Historically, all known living and extinct crocodiles were indiscriminately lumped into the order Crocodilia. However, beginning in the late 1980s, many scientists began restricting the order Crocodilia to the living species and close extinct relatives such as Mekosuchus. The various other groups that had previously been known as Crocodilia were renamed Crocodylomorpha and the slightly more restricted Crocodyliformes. Crocodylomorpha has been given the rank of superorder in some 20th and 21st century studies.
The old Crocodilia was subdivided into the suborders:
- Eusuchia: true crocodilies (which includes crown-group Crocodylia)
- Mesosuchia: 'middle' crocodiles
- Thalattosuchia: sea crocodiles
- Protosuchia: first crocodiles
Mesosuchia is a paraphyletic group as it does not include eusuchians (which nest within Mesosuchia). Mesoeucrocodylia was the name given to the clade that contains mesosuchians and eusuchians (Whetstone and Whybrow, 1983).
Below is a cladogram modified from Nesbitt (2011) and Bronzati (2012).
The previous definitions of Crocodilia and Eusuchia do not accurately resemble the evolution of the group. The only order-level taxon that is currently considered valid is Crocodilia in the present definition.
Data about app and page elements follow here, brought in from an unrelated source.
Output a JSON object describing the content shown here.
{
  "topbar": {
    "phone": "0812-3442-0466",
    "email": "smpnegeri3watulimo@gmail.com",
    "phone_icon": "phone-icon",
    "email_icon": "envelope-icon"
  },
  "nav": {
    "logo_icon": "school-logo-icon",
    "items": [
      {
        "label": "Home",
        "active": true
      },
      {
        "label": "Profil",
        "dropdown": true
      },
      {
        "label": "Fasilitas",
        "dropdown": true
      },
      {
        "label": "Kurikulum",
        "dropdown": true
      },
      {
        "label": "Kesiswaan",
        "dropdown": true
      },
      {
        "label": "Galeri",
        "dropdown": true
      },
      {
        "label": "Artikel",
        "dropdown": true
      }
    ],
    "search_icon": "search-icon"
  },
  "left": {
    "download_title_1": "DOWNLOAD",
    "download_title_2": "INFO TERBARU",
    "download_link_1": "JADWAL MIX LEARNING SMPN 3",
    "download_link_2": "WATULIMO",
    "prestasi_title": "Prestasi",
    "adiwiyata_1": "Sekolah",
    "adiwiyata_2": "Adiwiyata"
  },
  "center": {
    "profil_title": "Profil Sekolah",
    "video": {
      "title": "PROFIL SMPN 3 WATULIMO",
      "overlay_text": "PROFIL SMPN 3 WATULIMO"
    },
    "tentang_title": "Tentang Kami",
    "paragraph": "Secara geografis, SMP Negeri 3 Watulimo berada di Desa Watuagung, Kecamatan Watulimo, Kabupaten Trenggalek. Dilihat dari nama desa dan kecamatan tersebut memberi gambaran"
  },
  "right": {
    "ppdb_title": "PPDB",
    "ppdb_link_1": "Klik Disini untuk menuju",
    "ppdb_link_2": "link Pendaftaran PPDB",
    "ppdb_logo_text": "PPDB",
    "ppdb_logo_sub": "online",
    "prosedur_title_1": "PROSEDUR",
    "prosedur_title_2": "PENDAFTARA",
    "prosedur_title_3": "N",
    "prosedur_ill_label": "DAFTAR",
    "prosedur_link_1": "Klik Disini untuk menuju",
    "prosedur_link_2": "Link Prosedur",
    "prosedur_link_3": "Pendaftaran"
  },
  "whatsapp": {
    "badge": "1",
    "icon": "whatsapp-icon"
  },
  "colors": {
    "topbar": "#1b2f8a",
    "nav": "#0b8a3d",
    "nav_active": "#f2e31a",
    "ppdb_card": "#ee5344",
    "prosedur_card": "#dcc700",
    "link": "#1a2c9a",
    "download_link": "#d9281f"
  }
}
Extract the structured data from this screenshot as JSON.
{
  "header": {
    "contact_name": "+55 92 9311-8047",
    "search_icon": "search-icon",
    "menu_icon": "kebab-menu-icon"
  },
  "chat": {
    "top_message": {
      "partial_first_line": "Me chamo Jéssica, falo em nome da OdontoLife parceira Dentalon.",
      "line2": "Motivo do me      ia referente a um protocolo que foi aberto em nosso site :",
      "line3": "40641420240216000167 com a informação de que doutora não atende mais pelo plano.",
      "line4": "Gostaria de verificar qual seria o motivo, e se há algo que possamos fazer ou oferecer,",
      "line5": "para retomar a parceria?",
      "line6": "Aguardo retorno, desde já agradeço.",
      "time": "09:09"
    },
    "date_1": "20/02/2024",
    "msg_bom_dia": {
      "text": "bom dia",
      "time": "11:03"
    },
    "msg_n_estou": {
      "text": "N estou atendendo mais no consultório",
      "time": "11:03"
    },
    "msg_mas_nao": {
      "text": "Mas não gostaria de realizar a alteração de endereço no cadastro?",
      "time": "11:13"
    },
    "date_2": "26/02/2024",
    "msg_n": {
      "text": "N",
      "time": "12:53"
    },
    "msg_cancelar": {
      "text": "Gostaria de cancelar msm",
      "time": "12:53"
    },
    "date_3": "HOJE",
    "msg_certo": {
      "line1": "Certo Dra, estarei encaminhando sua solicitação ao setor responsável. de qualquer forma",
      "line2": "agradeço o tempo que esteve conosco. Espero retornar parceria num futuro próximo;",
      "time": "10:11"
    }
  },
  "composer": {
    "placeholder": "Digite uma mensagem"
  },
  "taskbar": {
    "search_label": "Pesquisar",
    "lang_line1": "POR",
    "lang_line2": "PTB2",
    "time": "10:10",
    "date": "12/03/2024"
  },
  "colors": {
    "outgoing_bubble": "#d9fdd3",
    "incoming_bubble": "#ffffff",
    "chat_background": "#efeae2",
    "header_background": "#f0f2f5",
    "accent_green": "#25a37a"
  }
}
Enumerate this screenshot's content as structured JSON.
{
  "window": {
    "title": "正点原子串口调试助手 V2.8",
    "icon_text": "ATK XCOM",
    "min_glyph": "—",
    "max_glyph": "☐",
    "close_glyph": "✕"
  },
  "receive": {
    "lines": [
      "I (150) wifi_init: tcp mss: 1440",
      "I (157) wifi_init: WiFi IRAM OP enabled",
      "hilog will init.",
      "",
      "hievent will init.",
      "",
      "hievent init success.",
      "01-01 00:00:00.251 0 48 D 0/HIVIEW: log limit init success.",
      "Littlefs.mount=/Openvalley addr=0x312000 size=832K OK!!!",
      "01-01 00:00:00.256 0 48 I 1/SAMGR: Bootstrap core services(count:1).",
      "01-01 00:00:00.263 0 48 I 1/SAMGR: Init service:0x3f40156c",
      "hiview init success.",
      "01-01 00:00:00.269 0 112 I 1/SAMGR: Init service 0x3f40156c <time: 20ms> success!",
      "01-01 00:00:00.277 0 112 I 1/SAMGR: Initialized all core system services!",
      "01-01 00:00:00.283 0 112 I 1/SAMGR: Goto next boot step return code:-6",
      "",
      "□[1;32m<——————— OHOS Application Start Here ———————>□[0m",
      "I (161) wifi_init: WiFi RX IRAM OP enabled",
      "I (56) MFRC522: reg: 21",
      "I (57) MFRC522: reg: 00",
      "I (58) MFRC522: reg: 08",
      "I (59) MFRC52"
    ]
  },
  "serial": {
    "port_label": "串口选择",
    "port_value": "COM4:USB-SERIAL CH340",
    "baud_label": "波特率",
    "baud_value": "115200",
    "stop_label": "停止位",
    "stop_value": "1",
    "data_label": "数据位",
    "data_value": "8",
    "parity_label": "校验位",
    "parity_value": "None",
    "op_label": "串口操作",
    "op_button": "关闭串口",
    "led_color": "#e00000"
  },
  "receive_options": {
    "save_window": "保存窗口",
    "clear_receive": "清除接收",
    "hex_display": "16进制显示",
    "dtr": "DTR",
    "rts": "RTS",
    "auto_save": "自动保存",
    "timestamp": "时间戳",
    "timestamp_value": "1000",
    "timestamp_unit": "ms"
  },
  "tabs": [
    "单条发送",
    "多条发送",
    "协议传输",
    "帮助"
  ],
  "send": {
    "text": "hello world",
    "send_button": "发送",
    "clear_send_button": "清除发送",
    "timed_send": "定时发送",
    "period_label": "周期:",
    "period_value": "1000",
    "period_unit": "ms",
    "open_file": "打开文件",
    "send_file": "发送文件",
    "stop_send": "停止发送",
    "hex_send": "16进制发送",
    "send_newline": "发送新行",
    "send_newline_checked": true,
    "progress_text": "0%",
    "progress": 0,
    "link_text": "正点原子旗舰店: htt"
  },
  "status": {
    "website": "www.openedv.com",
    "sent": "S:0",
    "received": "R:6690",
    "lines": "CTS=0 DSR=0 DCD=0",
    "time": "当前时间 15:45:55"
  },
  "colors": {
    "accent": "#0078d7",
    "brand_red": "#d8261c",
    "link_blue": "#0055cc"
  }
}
Prehistoric crocodiles are represented by many taxa, but since few major groups of the ancient forms are recognizable, a decision where to delimit new order-level clades is not yet possible. (Benson & Clark, 1988).
- Irmis, R. B.; Nesbitt, S. J.; Sues, H. -D. (2013). "Early Crocodylomorpha". Geological Society, London, Special Publications. 379: 275. doi:10.1144/SP379.24.
- Martin, J.E. and Benton, M.J. (2008). "Crown Clades in Vertebrate Nomenclature: Correcting the Definition of Crocodylia." Systematic Biology, 57: 1,173 — 181.
- Parrilla-Bel, J.; Young, M. T.; Moreno-Azanza, M.; Canudo, J. I. (2013). Butler, Richard J, ed. "The First Metriorhynchid Crocodylomorph from the Middle Jurassic of Spain, with Implications for Evolution of the Subclade Rhacheosaurini". PLoS ONE. 8: e54275. doi:10.1371/journal.pone.0054275.
- Nesbitt, S.J. (2011). "The early evolution of archosaurs: relationships and the origin of major clades" (PDF). Bulletin of the American Museum of Natural History. 352: 1–292. doi:10.1206/352.1.
- Bronzati, M.; Montefeltro, F. C.; Langer, M. C. (2012). "A species-level supertree of Crocodyliformes". Historical Biology: 1. doi:10.1080/08912963.2012.662680.
- Benton, M. J. (2004), Vertebrate Palaeontology, 3rd ed. Blackwell Science Ltd
- Hay, O. P. 1930 (1929–1930). Second Bibliography and Catalogue of the Fossil Vertebrata of North America. Carnegie Institution Publications, Washington, 1,990 pp.
- Crocodylomorpha - webpages by Ross Elgin on the University of Bristol server
- Major subgroups classification (used here)
- Crocodylomorpha from Palaeos
- Crocodylomorpha - hyperlinked cladogram at Mikko's Phylogeny Archive
- Sereno, P. C. 2005. Stem Archosauria—TaxonSearch [version 1.0, 7 November 2005]